───── Dataset records ─────
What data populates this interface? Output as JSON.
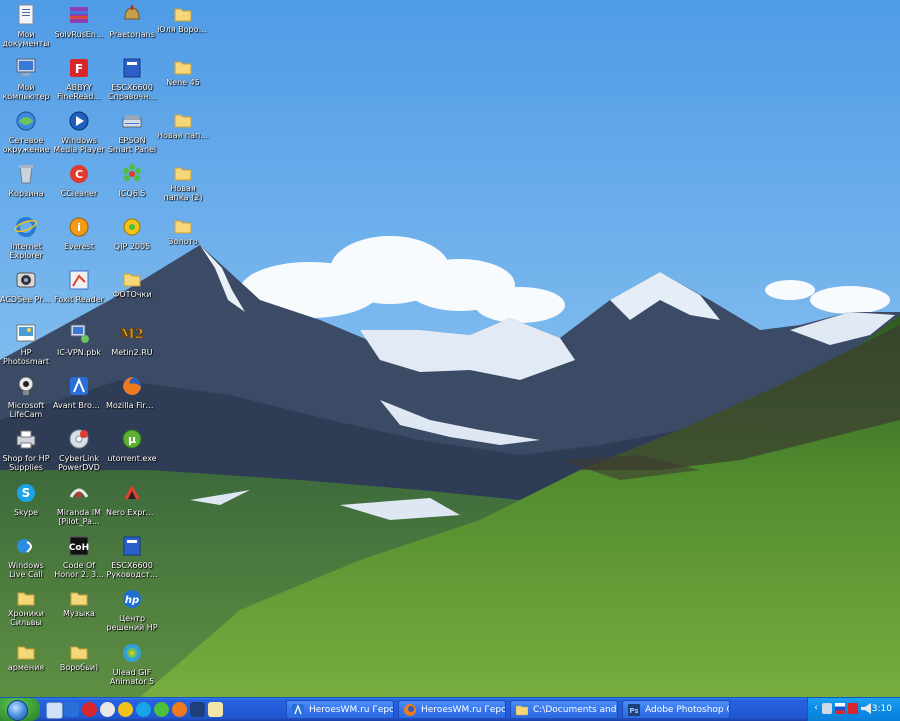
{
  "desktop": {
    "icons": [
      {
        "id": "my-documents",
        "label": "Мои документы",
        "icon": "my-documents-icon"
      },
      {
        "id": "my-computer",
        "label": "Мой компьютер",
        "icon": "my-computer-icon"
      },
      {
        "id": "network",
        "label": "Сетевое окружение",
        "icon": "network-icon"
      },
      {
        "id": "recycle-bin",
        "label": "Корзина",
        "icon": "recycle-bin-icon"
      },
      {
        "id": "internet-explorer",
        "label": "Internet Explorer",
        "icon": "internet-explorer-icon"
      },
      {
        "id": "acdsee",
        "label": "ACDSee Pro 2",
        "icon": "acdsee-icon"
      },
      {
        "id": "hp-photosmart",
        "label": "HP Photosmart Essential 2.5",
        "icon": "hp-photosmart-icon"
      },
      {
        "id": "lifecam",
        "label": "Microsoft LifeCam",
        "icon": "webcam-icon"
      },
      {
        "id": "shop-hp",
        "label": "Shop for HP Supplies",
        "icon": "printer-icon"
      },
      {
        "id": "skype",
        "label": "Skype",
        "icon": "skype-icon"
      },
      {
        "id": "windows-live-call",
        "label": "Windows Live Call",
        "icon": "windows-live-call-icon"
      },
      {
        "id": "hroniki",
        "label": "Хроники Сильвы",
        "icon": "folder-icon"
      },
      {
        "id": "armenia",
        "label": "армения",
        "icon": "folder-icon"
      },
      {
        "id": "solvusenter",
        "label": "SolvRusEn...",
        "icon": "archive-icon"
      },
      {
        "id": "abbyy",
        "label": "ABBYY FineRead...",
        "icon": "abbyy-icon"
      },
      {
        "id": "wmp",
        "label": "Windows Media Player",
        "icon": "media-player-icon"
      },
      {
        "id": "ccleaner",
        "label": "CCleaner",
        "icon": "ccleaner-icon"
      },
      {
        "id": "everest",
        "label": "Everest",
        "icon": "everest-icon"
      },
      {
        "id": "foxit",
        "label": "Foxit Reader",
        "icon": "pdf-reader-icon"
      },
      {
        "id": "ic-vpn",
        "label": "IC-VPN.pbk",
        "icon": "vpn-icon"
      },
      {
        "id": "avant",
        "label": "Avant Browser",
        "icon": "browser-icon"
      },
      {
        "id": "cyberlink",
        "label": "CyberLink PowerDVD",
        "icon": "dvd-icon"
      },
      {
        "id": "miranda",
        "label": "Miranda IM [Pilot_Pa...",
        "icon": "miranda-icon"
      },
      {
        "id": "cod",
        "label": "Code Of Honor 2. 3...",
        "icon": "game-icon"
      },
      {
        "id": "muzyka",
        "label": "Музыка",
        "icon": "folder-icon"
      },
      {
        "id": "vorobi",
        "label": "Воробьи)",
        "icon": "folder-icon"
      },
      {
        "id": "praetorians",
        "label": "Praetorians",
        "icon": "helmet-icon"
      },
      {
        "id": "escx-ref",
        "label": "ESCX6600 Справочн...",
        "icon": "manual-icon"
      },
      {
        "id": "epson-panel",
        "label": "EPSON Smart Panel",
        "icon": "scanner-icon"
      },
      {
        "id": "icq",
        "label": "ICQ6.5",
        "icon": "icq-icon"
      },
      {
        "id": "qip",
        "label": "QIP 2005",
        "icon": "qip-icon"
      },
      {
        "id": "fotochki",
        "label": "ФОТОчки",
        "icon": "folder-icon"
      },
      {
        "id": "metin2",
        "label": "Metin2.RU",
        "icon": "metin2-icon"
      },
      {
        "id": "firefox",
        "label": "Mozilla Firefox",
        "icon": "firefox-icon"
      },
      {
        "id": "utorrent",
        "label": "utorrent.exe",
        "icon": "utorrent-icon"
      },
      {
        "id": "nero",
        "label": "Nero Express",
        "icon": "nero-icon"
      },
      {
        "id": "escx-guide",
        "label": "ESCX6600 Руководст...",
        "icon": "manual-icon"
      },
      {
        "id": "hp-center",
        "label": "Центр решений HP",
        "icon": "hp-icon"
      },
      {
        "id": "ulead",
        "label": "Ulead GIF Animator 5",
        "icon": "gif-animator-icon"
      },
      {
        "id": "yulia",
        "label": "Юля Воронова",
        "icon": "folder-icon"
      },
      {
        "id": "nene45",
        "label": "Nene 45",
        "icon": "folder-icon"
      },
      {
        "id": "new-folder",
        "label": "Новая папка",
        "icon": "folder-icon"
      },
      {
        "id": "new-folder-2",
        "label": "Новая папка (2)",
        "icon": "folder-icon"
      },
      {
        "id": "zoloto",
        "label": "Золото",
        "icon": "folder-icon"
      }
    ]
  },
  "taskbar": {
    "quick_launch": [
      "show-desktop-icon",
      "avant-icon",
      "opera-icon",
      "messenger-icon",
      "qip-icon",
      "skype-icon",
      "icq-icon",
      "firefox-icon",
      "photoshop-icon",
      "file-icon"
    ],
    "tasks": [
      {
        "label": "HeroesWM.ru Геро...",
        "icon": "browser-icon"
      },
      {
        "label": "HeroesWM.ru Геро...",
        "icon": "firefox-icon"
      },
      {
        "label": "C:\\Documents and ...",
        "icon": "folder-icon"
      },
      {
        "label": "Adobe Photoshop C...",
        "icon": "photoshop-icon"
      }
    ],
    "clock": "3:10"
  },
  "colors": {
    "sky": "#5ea6e8",
    "taskbar": "#245edb",
    "tray": "#0d8ee8",
    "start": "#3a9b36"
  }
}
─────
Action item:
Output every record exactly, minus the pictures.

Solution to the exercise:
What data populates this interface? Output as JSON.
{
  "desktop": {
    "icons": [
      {
        "id": "my-documents",
        "label": "Мои документы",
        "icon": "my-documents-icon"
      },
      {
        "id": "my-computer",
        "label": "Мой компьютер",
        "icon": "my-computer-icon"
      },
      {
        "id": "network",
        "label": "Сетевое окружение",
        "icon": "network-icon"
      },
      {
        "id": "recycle-bin",
        "label": "Корзина",
        "icon": "recycle-bin-icon"
      },
      {
        "id": "internet-explorer",
        "label": "Internet Explorer",
        "icon": "internet-explorer-icon"
      },
      {
        "id": "acdsee",
        "label": "ACDSee Pro 2",
        "icon": "acdsee-icon"
      },
      {
        "id": "hp-photosmart",
        "label": "HP Photosmart Essential 2.5",
        "icon": "hp-photosmart-icon"
      },
      {
        "id": "lifecam",
        "label": "Microsoft LifeCam",
        "icon": "webcam-icon"
      },
      {
        "id": "shop-hp",
        "label": "Shop for HP Supplies",
        "icon": "printer-icon"
      },
      {
        "id": "skype",
        "label": "Skype",
        "icon": "skype-icon"
      },
      {
        "id": "windows-live-call",
        "label": "Windows Live Call",
        "icon": "windows-live-call-icon"
      },
      {
        "id": "hroniki",
        "label": "Хроники Сильвы",
        "icon": "folder-icon"
      },
      {
        "id": "armenia",
        "label": "армения",
        "icon": "folder-icon"
      },
      {
        "id": "solvusenter",
        "label": "SolvRusEn...",
        "icon": "archive-icon"
      },
      {
        "id": "abbyy",
        "label": "ABBYY FineRead...",
        "icon": "abbyy-icon"
      },
      {
        "id": "wmp",
        "label": "Windows Media Player",
        "icon": "media-player-icon"
      },
      {
        "id": "ccleaner",
        "label": "CCleaner",
        "icon": "ccleaner-icon"
      },
      {
        "id": "everest",
        "label": "Everest",
        "icon": "everest-icon"
      },
      {
        "id": "foxit",
        "label": "Foxit Reader",
        "icon": "pdf-reader-icon"
      },
      {
        "id": "ic-vpn",
        "label": "IC-VPN.pbk",
        "icon": "vpn-icon"
      },
      {
        "id": "avant",
        "label": "Avant Browser",
        "icon": "browser-icon"
      },
      {
        "id": "cyberlink",
        "label": "CyberLink PowerDVD",
        "icon": "dvd-icon"
      },
      {
        "id": "miranda",
        "label": "Miranda IM [Pilot_Pa...",
        "icon": "miranda-icon"
      },
      {
        "id": "cod",
        "label": "Code Of Honor 2. 3...",
        "icon": "game-icon"
      },
      {
        "id": "muzyka",
        "label": "Музыка",
        "icon": "folder-icon"
      },
      {
        "id": "vorobi",
        "label": "Воробьи)",
        "icon": "folder-icon"
      },
      {
        "id": "praetorians",
        "label": "Praetorians",
        "icon": "helmet-icon"
      },
      {
        "id": "escx-ref",
        "label": "ESCX6600 Справочн...",
        "icon": "manual-icon"
      },
      {
        "id": "epson-panel",
        "label": "EPSON Smart Panel",
        "icon": "scanner-icon"
      },
      {
        "id": "icq",
        "label": "ICQ6.5",
        "icon": "icq-icon"
      },
      {
        "id": "qip",
        "label": "QIP 2005",
        "icon": "qip-icon"
      },
      {
        "id": "fotochki",
        "label": "ФОТОчки",
        "icon": "folder-icon"
      },
      {
        "id": "metin2",
        "label": "Metin2.RU",
        "icon": "metin2-icon"
      },
      {
        "id": "firefox",
        "label": "Mozilla Firefox",
        "icon": "firefox-icon"
      },
      {
        "id": "utorrent",
        "label": "utorrent.exe",
        "icon": "utorrent-icon"
      },
      {
        "id": "nero",
        "label": "Nero Express",
        "icon": "nero-icon"
      },
      {
        "id": "escx-guide",
        "label": "ESCX6600 Руководст...",
        "icon": "manual-icon"
      },
      {
        "id": "hp-center",
        "label": "Центр решений HP",
        "icon": "hp-icon"
      },
      {
        "id": "ulead",
        "label": "Ulead GIF Animator 5",
        "icon": "gif-animator-icon"
      },
      {
        "id": "yulia",
        "label": "Юля Воронова",
        "icon": "folder-icon"
      },
      {
        "id": "nene45",
        "label": "Nene 45",
        "icon": "folder-icon"
      },
      {
        "id": "new-folder",
        "label": "Новая папка",
        "icon": "folder-icon"
      },
      {
        "id": "new-folder-2",
        "label": "Новая папка (2)",
        "icon": "folder-icon"
      },
      {
        "id": "zoloto",
        "label": "Золото",
        "icon": "folder-icon"
      }
    ]
  },
  "taskbar": {
    "quick_launch": [
      "show-desktop-icon",
      "avant-icon",
      "opera-icon",
      "messenger-icon",
      "qip-icon",
      "skype-icon",
      "icq-icon",
      "firefox-icon",
      "photoshop-icon",
      "file-icon"
    ],
    "tasks": [
      {
        "label": "HeroesWM.ru Геро...",
        "icon": "browser-icon"
      },
      {
        "label": "HeroesWM.ru Геро...",
        "icon": "firefox-icon"
      },
      {
        "label": "C:\\Documents and ...",
        "icon": "folder-icon"
      },
      {
        "label": "Adobe Photoshop C...",
        "icon": "photoshop-icon"
      }
    ],
    "clock": "3:10"
  },
  "colors": {
    "sky": "#5ea6e8",
    "taskbar": "#245edb",
    "tray": "#0d8ee8",
    "start": "#3a9b36"
  }
}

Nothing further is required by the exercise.